You can read more and vote on the book on the chat forum

Tuesday, 2 April 2013

Guest Blog by Tintin: Book Review - The Most Horrible Pony by Lynda Kelly

Thanks to our guest blogger 'Tintin' who will hopefully be reviewing a number of books on here in the future. Here's his take on the first book in the Amy and Clown series by Lynda Kelly - The Most Horrible Pony:

"It has to be said, before anything else, that this is a very accurate title. Clown is a truly dreadful horse and his misdemeanours are marvellously and vividly described. He puts off his rider, runs away, refuses to be caught and bites as well as being able to undo the bolt to his stall. He also does all these intermittently in such a way as to lead both reader and rider into a false hope that he might have reformed.

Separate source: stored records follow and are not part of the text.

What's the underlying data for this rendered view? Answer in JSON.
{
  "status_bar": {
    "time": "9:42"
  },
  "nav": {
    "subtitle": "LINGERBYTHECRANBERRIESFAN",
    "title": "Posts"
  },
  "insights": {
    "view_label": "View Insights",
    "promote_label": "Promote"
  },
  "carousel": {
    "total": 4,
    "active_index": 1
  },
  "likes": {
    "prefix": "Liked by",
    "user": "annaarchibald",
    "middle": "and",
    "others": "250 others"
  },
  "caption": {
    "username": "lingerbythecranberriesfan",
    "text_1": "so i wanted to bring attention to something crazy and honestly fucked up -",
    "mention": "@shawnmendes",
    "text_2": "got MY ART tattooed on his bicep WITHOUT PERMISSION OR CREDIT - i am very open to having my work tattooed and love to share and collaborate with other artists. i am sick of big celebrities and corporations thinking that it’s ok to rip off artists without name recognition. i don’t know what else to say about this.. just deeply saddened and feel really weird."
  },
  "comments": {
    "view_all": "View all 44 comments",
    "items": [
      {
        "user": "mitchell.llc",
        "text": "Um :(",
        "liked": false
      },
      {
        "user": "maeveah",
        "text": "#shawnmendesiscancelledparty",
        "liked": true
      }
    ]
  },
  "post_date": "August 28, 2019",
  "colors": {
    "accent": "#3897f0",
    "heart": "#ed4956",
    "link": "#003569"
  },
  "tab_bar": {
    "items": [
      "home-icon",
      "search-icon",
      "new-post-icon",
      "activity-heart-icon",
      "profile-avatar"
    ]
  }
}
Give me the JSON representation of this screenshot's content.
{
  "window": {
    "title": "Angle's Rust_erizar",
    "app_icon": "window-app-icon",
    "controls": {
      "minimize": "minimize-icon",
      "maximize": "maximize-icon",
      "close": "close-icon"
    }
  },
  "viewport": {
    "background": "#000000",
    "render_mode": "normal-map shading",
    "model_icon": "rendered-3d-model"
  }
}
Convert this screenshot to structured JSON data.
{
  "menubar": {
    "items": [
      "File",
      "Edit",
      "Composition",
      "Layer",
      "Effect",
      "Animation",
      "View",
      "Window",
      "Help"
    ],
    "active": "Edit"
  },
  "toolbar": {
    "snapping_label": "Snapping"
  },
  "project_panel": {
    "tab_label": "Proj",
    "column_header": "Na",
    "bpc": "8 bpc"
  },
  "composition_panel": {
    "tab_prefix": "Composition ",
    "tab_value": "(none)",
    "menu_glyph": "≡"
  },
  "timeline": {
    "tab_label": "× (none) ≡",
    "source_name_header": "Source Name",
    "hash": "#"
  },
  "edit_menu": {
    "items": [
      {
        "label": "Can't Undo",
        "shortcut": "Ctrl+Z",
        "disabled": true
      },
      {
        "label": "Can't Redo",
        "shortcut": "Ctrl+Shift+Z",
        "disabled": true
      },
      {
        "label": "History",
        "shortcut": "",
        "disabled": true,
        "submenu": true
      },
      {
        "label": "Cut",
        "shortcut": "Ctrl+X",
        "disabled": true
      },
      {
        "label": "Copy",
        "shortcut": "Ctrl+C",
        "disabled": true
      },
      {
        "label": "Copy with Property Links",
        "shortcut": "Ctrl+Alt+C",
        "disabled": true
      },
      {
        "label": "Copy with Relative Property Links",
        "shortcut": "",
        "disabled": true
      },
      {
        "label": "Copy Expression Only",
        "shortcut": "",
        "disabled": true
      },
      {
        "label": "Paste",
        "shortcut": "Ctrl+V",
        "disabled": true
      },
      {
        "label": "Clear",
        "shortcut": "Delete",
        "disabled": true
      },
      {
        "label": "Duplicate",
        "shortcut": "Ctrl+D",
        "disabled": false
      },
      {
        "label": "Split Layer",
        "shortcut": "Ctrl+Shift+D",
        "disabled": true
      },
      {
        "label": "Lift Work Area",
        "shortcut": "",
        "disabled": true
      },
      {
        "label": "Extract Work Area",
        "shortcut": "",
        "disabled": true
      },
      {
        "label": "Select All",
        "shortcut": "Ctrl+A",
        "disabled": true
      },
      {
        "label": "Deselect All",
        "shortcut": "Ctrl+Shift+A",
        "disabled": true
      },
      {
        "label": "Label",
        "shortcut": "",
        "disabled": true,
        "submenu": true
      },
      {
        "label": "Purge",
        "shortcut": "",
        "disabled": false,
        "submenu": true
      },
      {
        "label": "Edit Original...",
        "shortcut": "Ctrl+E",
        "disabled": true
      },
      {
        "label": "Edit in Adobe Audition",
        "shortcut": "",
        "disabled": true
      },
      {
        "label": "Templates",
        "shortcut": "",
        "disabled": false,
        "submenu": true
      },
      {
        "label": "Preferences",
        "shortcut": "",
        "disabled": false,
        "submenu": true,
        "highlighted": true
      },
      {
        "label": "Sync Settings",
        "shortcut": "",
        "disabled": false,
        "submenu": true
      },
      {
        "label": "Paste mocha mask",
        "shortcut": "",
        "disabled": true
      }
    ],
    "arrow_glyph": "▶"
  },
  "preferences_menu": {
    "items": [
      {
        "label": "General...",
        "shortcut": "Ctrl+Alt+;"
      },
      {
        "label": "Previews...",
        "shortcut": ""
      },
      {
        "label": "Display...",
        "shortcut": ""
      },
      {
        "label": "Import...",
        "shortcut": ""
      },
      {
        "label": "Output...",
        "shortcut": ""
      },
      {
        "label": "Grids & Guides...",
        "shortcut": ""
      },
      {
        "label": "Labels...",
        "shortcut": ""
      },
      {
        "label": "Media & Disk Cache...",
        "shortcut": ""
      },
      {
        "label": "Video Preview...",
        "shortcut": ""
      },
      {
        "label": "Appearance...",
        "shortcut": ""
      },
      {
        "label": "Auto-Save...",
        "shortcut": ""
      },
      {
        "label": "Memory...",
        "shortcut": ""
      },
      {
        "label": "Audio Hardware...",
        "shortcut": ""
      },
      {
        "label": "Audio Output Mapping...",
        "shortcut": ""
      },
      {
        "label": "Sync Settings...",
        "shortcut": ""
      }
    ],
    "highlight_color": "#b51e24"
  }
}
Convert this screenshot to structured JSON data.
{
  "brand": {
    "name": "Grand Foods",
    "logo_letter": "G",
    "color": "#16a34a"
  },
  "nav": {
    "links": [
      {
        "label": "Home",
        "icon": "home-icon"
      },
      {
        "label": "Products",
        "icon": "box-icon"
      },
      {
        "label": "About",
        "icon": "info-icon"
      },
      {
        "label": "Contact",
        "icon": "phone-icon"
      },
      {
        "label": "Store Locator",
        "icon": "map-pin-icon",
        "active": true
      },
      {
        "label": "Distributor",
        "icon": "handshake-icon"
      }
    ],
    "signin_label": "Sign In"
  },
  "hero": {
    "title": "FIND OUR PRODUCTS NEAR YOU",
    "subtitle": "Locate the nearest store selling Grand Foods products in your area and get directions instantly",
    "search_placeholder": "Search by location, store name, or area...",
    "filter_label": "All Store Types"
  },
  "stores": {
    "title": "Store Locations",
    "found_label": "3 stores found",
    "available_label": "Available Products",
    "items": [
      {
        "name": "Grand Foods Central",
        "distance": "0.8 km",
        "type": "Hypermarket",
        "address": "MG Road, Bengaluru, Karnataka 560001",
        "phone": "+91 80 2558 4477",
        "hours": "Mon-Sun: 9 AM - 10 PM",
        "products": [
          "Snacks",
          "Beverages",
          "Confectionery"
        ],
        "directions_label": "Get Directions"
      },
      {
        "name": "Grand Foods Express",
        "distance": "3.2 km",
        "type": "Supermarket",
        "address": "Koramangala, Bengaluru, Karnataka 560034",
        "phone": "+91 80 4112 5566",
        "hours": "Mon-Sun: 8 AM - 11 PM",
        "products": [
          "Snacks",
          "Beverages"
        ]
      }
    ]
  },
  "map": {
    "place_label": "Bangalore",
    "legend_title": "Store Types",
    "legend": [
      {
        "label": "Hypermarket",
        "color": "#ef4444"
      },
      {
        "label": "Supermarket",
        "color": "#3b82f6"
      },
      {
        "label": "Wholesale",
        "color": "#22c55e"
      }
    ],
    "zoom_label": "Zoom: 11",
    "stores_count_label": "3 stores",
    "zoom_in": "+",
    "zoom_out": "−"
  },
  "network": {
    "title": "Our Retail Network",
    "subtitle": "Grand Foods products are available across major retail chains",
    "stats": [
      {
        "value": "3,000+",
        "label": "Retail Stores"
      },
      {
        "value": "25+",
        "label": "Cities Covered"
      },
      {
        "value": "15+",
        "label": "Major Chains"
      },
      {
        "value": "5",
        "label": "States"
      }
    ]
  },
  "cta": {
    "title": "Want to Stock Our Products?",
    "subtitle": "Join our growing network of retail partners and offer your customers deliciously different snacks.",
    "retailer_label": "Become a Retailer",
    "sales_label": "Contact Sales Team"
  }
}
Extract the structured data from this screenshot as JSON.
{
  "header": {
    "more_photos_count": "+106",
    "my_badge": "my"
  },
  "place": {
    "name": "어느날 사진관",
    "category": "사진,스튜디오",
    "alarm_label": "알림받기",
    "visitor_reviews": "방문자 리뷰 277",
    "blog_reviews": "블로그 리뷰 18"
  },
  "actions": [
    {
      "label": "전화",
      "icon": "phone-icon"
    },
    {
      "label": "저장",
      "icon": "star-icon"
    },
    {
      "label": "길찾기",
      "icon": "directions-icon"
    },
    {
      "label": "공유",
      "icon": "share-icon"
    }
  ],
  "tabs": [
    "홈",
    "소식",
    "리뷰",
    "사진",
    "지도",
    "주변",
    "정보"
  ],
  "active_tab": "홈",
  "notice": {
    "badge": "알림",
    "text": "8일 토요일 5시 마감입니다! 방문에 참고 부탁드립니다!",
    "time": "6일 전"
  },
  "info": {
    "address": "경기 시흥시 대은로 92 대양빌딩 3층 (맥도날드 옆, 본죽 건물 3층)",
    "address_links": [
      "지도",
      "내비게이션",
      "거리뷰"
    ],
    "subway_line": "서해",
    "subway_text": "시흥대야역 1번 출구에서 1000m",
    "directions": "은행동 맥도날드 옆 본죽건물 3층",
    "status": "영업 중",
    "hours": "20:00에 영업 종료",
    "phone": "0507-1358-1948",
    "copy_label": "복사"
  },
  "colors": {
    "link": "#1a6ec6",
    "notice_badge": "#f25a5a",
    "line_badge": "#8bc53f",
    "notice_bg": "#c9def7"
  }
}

He is very like a horse in the Army before the war who gained himself such an infamous name by similar behaviour he was still being talked about over 50 years later. Like the military horse Clown also has the annoying habit of behaving perfectly when anyone important is about. Clown’s awful behaviour and the fact that he has been saved from the slaughter house makes it quite a shock to find he is only five rather than an elderly horse “steeped in vice”. It is quite original to have what s almost an equine “anti-hero”.

Amy, the young girl who is the heroine of the novel, is Clown’s exasperated, yet doggedly determined rider. She lives on a working farm with her mother and father, younger brother Liam (and his ever growing tribe of imaginary creatures), dog Tess and two cats. The farm and its work are nicely depicted as are the dynamics of the family which become even more interesting when an eccentric aunt comes to visit. There is also a nice crowd of riding school children and their ponies.

Amy has just received Clown when the story starts and all the ponies have more attractive characters than his (I particularly liked Gordon, the patient Highland Pony). Clown, however, does have an aptitude for mounted games.

The book has a truly memorable horse and interesting likeable characters. Not least among its charms are the sketch maps which help us to enter a complete and believable world. Well written and with good values (a central motif is about loyalty to, and understanding of, friends and family who can be annoying – not to mention a horse who can be very annoying) the book deserves to be popular with its target audience. The author has set herself a hard standard to keep up to.

With all this to praise it is almost superfluous to speak of the plot. The story is a variant of the missing race horse cliché, but because of the strengths described above this is carried off convincingly. The author also pulls off the difficult trick of starting the story by dropping you in the middle of the action.

Worth reading!"

You can read more  and vote on the book on the chat forum